  1. i doubt that katz is trying to make things more consistent. he is trying to israelize the names. that is fine, imo. after all, al quds wasn't the name of the city a few hunded years ago. however in our post modern world, it won't fly.

  2. define "Hebraizing".
    Do you mean Qiryat Shemona will become Kiryat Shmona?

  3. yes but a better example would be changing a sign that says nablus to say shchem

  4. It tickles me pink that they've used Teimani transliterations all over! "Petah Tiqwa" should be "Petach Tivka" if you're trying to stick to a modern Ivrit pronunctiation.

    But I don't think they should mess with "Jerusalem". Every tourist knows the Anglicized spelling of the name, and politics aside, it's simply confusing to remove "Jerusalem" from the map in favor of perhaps a more politically satisfying "Yerushalayim" that very few people will recognize. How many Anglicized names are there in Israel, anyway? I can think of Safed, Tiberias, Hebron, Beersheba, Acre, Jericho... any others? Those can keep their English spelling; the rest should be transliterated into Ivrit, not 'Iwrith.

  5. B"H

    Let's see if the "Q" and "W" will continue to be properly employed, as they are in "Petah Tiqwah."

    I await the onslaught of teasing and juvenile remarks.


    Shaul, you may be right about the pronunciation. But, who says that pronunciation is accurate? And, why settle for less than what is accurate.

    We can debate how the letters should or should not be pronounced, but there is no getting around the fact that "qoof" and "kaf," for example, are two distinct letters.

    Why not differentiate between the two, regardless of how you choose to pronounce them?

    It is a great busha, when I, an English teacher, have to correct Hebrew spelling of students on a regular basis.

    This would not happen if the children were taught to differentiate between the letters.

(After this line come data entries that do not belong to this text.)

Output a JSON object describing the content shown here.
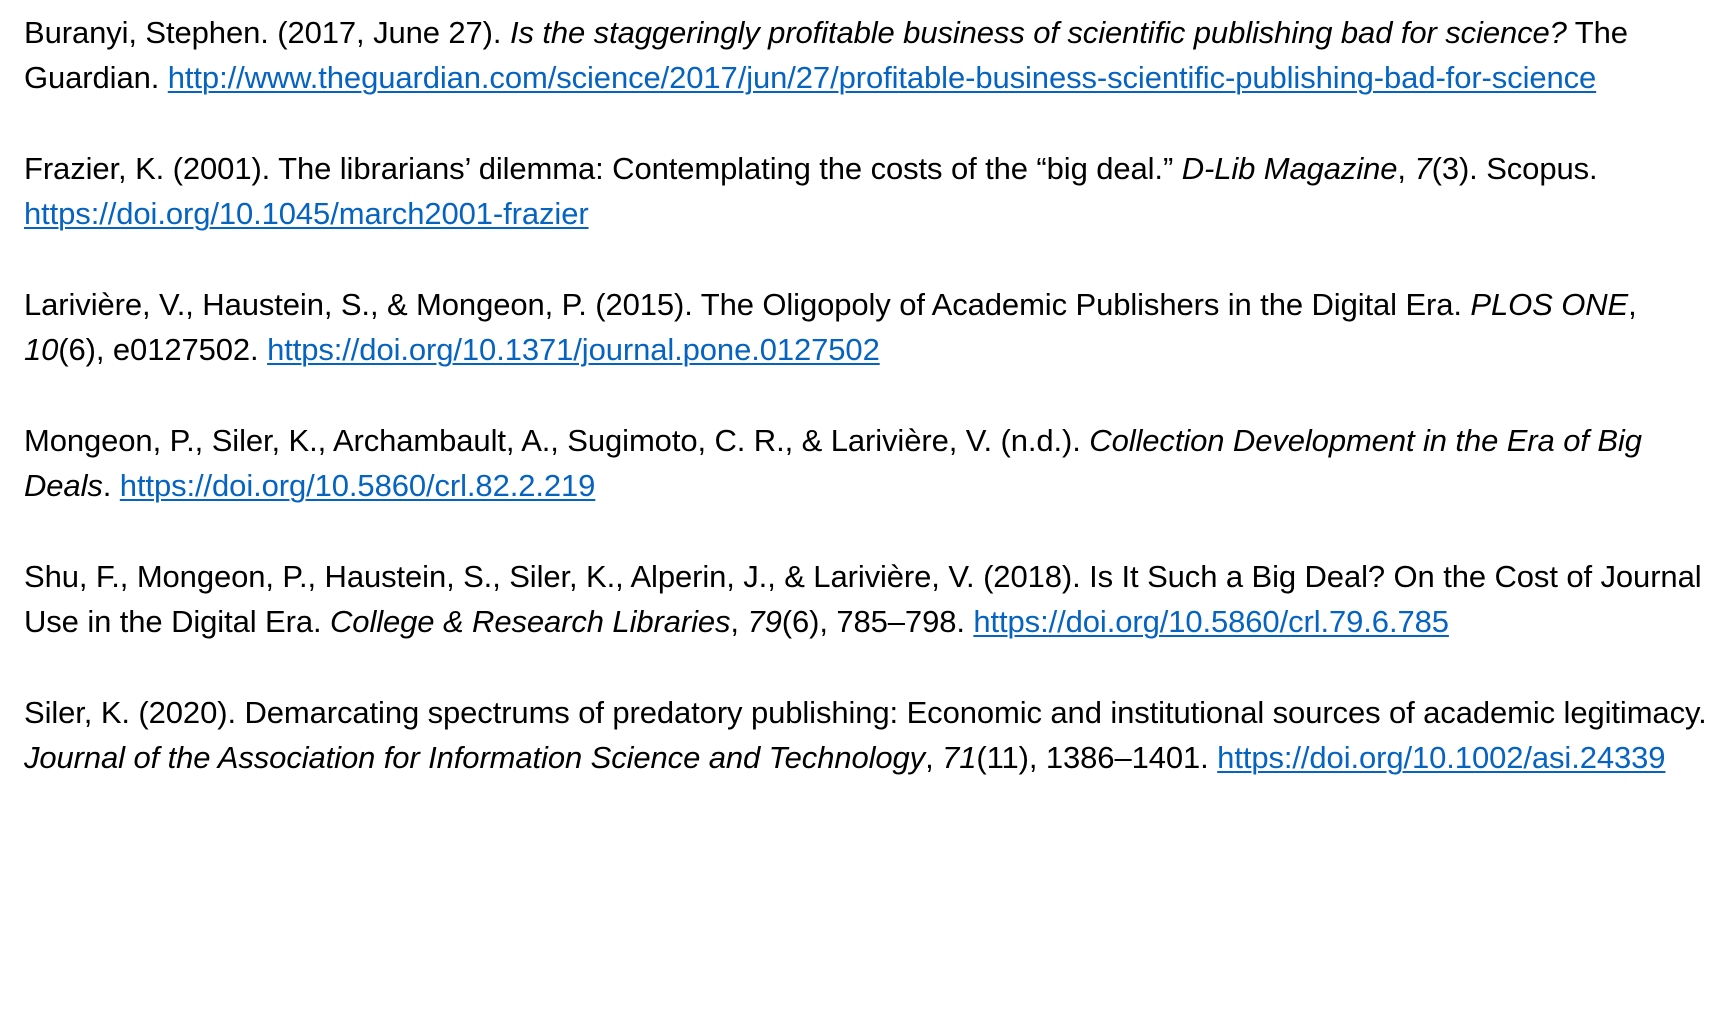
{
  "references": [
    {
      "text_1": "Buranyi, Stephen. (2017, June 27). ",
      "title_italic": "Is the staggeringly profitable business of scientific publishing bad for science?",
      "text_2": " The Guardian. ",
      "link": "http://www.theguardian.com/science/2017/jun/27/profitable-business-scientific-publishing-bad-for-science"
    },
    {
      "text_1": "Frazier, K. (2001). The librarians’ dilemma: Contemplating the costs of the “big deal.” ",
      "journal_italic": "D-Lib Magazine",
      "sep": ", ",
      "volume_italic": "7",
      "text_2": "(3). Scopus. ",
      "link": "https://doi.org/10.1045/march2001-frazier"
    },
    {
      "text_1": "Larivière, V., Haustein, S., & Mongeon, P. (2015). The Oligopoly of Academic Publishers in the Digital Era. ",
      "journal_italic": "PLOS ONE",
      "sep": ", ",
      "volume_italic": "10",
      "text_2": "(6), e0127502. ",
      "link": "https://doi.org/10.1371/journal.pone.0127502"
    },
    {
      "text_1": "Mongeon, P., Siler, K., Archambault, A., Sugimoto, C. R., & Larivière, V. (n.d.). ",
      "title_italic": "Collection Development in the Era of Big Deals",
      "text_2": ". ",
      "link": "https://doi.org/10.5860/crl.82.2.219"
    },
    {
      "text_1": "Shu, F., Mongeon, P., Haustein, S., Siler, K., Alperin, J., & Larivière, V. (2018). Is It Such a Big Deal? On the Cost of Journal Use in the Digital Era. ",
      "journal_italic": "College & Research Libraries",
      "sep": ", ",
      "volume_italic": "79",
      "text_2": "(6), 785–798. ",
      "link": "https://doi.org/10.5860/crl.79.6.785"
    },
    {
      "text_1": "Siler, K. (2020). Demarcating spectrums of predatory publishing: Economic and institutional sources of academic legitimacy. ",
      "journal_italic": "Journal of the Association for Information Science and Technology",
      "sep": ", ",
      "volume_italic": "71",
      "text_2": "(11), 1386–1401. ",
      "link": "https://doi.org/10.1002/asi.24339"
    }
  ],
  "colors": {
    "text": "#000000",
    "link": "#0563c1",
    "background": "#ffffff"
  }
}
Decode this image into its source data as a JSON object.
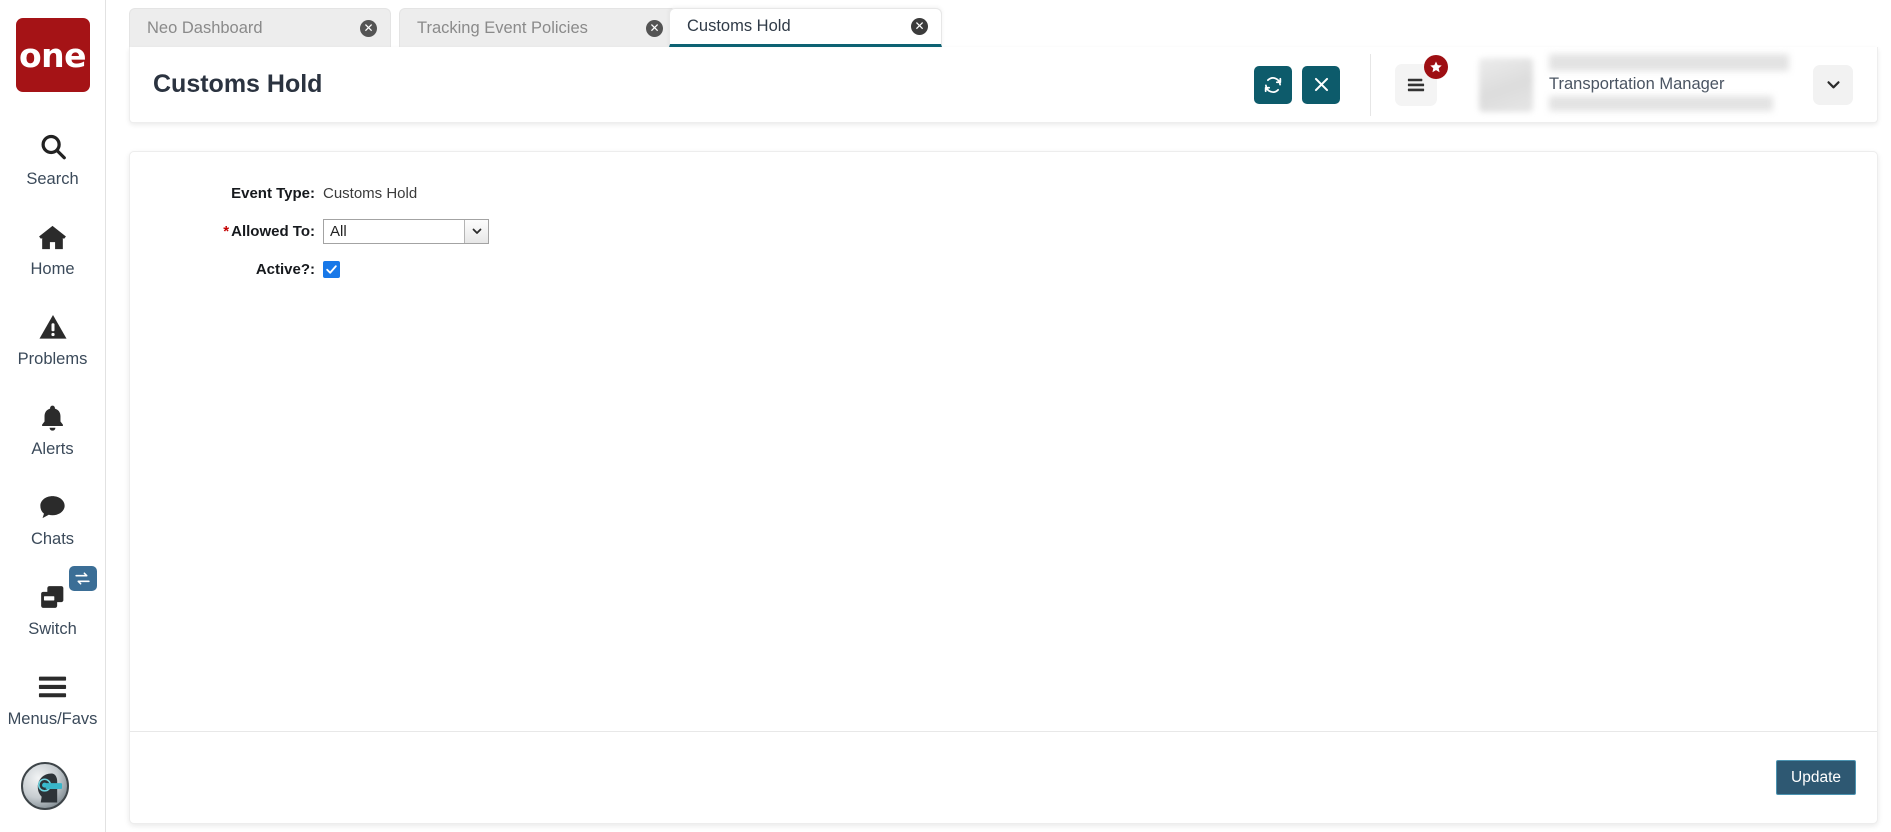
{
  "brand": {
    "logo_text": "one",
    "logo_color": "#a51316"
  },
  "sidebar": {
    "items": [
      {
        "label": "Search",
        "icon": "search-icon"
      },
      {
        "label": "Home",
        "icon": "home-icon"
      },
      {
        "label": "Problems",
        "icon": "warning-triangle-icon"
      },
      {
        "label": "Alerts",
        "icon": "bell-icon"
      },
      {
        "label": "Chats",
        "icon": "chat-bubble-icon"
      },
      {
        "label": "Switch",
        "icon": "copy-windows-icon",
        "badge_icon": "exchange-arrows-icon"
      },
      {
        "label": "Menus/Favs",
        "icon": "hamburger-icon"
      }
    ],
    "assistant": {
      "icon": "ai-bot-avatar-icon"
    }
  },
  "tabs": [
    {
      "label": "Neo Dashboard",
      "active": false,
      "close_icon": "close-circle-icon"
    },
    {
      "label": "Tracking Event Policies",
      "active": false,
      "close_icon": "close-circle-icon"
    },
    {
      "label": "Customs Hold",
      "active": true,
      "close_icon": "close-circle-icon"
    }
  ],
  "header": {
    "title": "Customs Hold",
    "refresh_icon": "refresh-icon",
    "close_icon": "close-x-icon",
    "menu_icon": "menu-lines-icon",
    "favorites_badge_icon": "star-icon",
    "accent_color": "#0d5b6b",
    "badge_color": "#9e0f13"
  },
  "user": {
    "role": "Transportation Manager",
    "caret_icon": "chevron-down-icon",
    "avatar_icon": "user-avatar"
  },
  "form": {
    "rows": [
      {
        "label": "Event Type:",
        "type": "text",
        "value": "Customs Hold",
        "required": false
      },
      {
        "label": "Allowed To:",
        "type": "select",
        "value": "All",
        "required": true,
        "arrow_icon": "chevron-down-icon"
      },
      {
        "label": "Active?:",
        "type": "checkbox",
        "checked": true,
        "required": false,
        "check_icon": "checkmark-icon"
      }
    ]
  },
  "footer": {
    "update_label": "Update",
    "button_color": "#2e5872"
  }
}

  6. Ben Yehudah, you're a purist, and I respect that. But your argument is not about street signs; it's about changing the way Ivrit is spoken in Israel. It's no different than Oxford professors decrying the use of words like "wanna" and the misplaced emphasis of the "LO" syllable in "ki-LO-me-ter" (should be KI-lo-ME-ter, like KI-lo-GRAM, KI-lo-BYTE, KI-lo-JOULE etc.) That is the principle of common usage, like it or not, and that's how people speak. I pronounce Loshon Hakodesh like a good Litvak, but I accept that Ivrit, the language of Israel, is not the language of the Tanach, and to expect otherwise is like shouting into a hurricane. Accept that Israelis have never and won't ever distinguish between a Koof and a Kaf, live with it, and let them put up road signs accordingly.

  7. To "live with it," especially when we have some indication as to how the letters were pronounced, is nothing less than remaining in galuth and assimilated.

    To emphasize what I mean:

    Three things kept Israel in Egypt: the names, the lashon, and the clothing.

    How many of these do we have today?

    Two 3/4 {lashon, names}?

    The miqdash is not built, because no one is building it, not because we haven't learned enough hilkhoth lashon hara of the Hafetz Hayim.

    Likewise, we're in the state that we are with these other issues, because very few people are doing anything about them. To accept a "natural evolution" in these areas is nothing less than galuthi.

    Thank you for your post. Now, I will put even more emphasis on pronouncing Hebrew correctly in day to day life. And when I am finally invites to Ramas Beis Shemesh for Shabbos, I can bring my "Jewish" clothing with me to show you,...after they get finished being made. {There's been a delay due my tofereth's son's bar misswah.}

    Needless to say, they will not be comprised of a black hat and tie.

  8. The Arabic names in Israel are simply transliterations of the original Hebrew. Al Quds is an Arabic contraction of a Hebrew term referring to the Temple. 3500 years later, a lot of places mentioned in the Hebrew Bible continue to exist to this very day.


Related Posts

Related Posts Plugin for WordPress, Blogger...